» **DIRECTIONS**: Look for the string "melisahepcokkotu" in the data below, and copy each line that holds it.

━━━ EXTRACTED MATERIAL ━━━

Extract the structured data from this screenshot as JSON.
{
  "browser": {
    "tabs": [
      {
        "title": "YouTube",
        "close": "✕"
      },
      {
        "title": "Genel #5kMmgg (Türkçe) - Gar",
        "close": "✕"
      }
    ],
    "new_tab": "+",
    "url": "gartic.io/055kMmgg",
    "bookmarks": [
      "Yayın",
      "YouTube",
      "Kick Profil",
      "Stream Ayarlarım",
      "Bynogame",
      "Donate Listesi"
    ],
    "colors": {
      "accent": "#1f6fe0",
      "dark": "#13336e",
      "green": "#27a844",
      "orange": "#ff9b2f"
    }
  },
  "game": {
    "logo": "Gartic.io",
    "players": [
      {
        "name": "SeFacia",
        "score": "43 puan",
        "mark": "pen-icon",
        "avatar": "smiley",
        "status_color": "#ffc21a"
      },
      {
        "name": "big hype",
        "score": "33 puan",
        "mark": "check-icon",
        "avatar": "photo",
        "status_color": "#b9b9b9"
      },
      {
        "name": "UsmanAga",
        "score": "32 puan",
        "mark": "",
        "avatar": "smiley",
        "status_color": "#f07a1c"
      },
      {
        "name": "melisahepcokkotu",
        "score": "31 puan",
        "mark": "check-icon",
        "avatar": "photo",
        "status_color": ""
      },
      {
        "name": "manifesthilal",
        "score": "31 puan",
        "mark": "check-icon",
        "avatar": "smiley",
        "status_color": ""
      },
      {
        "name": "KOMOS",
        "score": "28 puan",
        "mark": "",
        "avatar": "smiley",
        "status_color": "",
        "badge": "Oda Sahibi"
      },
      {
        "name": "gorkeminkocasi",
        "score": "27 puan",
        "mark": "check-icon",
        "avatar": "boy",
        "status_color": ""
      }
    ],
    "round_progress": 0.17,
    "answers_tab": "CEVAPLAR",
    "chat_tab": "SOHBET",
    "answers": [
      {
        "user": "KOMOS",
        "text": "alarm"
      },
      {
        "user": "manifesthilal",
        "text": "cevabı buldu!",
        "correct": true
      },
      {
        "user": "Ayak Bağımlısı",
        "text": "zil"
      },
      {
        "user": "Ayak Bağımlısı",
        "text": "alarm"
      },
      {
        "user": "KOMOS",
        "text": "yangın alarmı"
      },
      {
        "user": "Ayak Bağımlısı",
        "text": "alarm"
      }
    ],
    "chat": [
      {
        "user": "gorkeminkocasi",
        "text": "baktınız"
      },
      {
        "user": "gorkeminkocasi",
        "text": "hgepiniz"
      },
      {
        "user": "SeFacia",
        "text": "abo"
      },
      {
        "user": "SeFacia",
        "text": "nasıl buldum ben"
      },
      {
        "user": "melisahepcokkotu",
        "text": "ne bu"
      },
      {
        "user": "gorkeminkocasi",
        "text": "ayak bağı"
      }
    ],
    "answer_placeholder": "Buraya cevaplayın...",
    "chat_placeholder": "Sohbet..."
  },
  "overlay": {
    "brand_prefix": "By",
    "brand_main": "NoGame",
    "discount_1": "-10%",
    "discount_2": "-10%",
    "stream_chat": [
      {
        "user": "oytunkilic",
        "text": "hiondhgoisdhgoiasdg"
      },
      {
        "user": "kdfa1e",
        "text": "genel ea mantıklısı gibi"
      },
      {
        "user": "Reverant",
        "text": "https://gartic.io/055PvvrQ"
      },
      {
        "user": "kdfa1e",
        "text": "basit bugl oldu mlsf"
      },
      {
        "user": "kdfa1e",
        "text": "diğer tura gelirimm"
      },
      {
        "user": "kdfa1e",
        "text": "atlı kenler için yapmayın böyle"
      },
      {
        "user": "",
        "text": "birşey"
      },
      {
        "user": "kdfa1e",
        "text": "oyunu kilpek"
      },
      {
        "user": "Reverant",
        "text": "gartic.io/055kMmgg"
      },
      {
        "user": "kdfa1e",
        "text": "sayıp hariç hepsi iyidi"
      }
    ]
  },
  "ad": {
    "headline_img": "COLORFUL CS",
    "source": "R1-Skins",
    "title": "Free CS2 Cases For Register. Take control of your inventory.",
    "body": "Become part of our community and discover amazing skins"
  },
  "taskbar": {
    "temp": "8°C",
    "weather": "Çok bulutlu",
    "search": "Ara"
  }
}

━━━

» **TASK ANSWER**:
        "name": "melisahepcokkotu",
        "user": "melisahepcokkotu",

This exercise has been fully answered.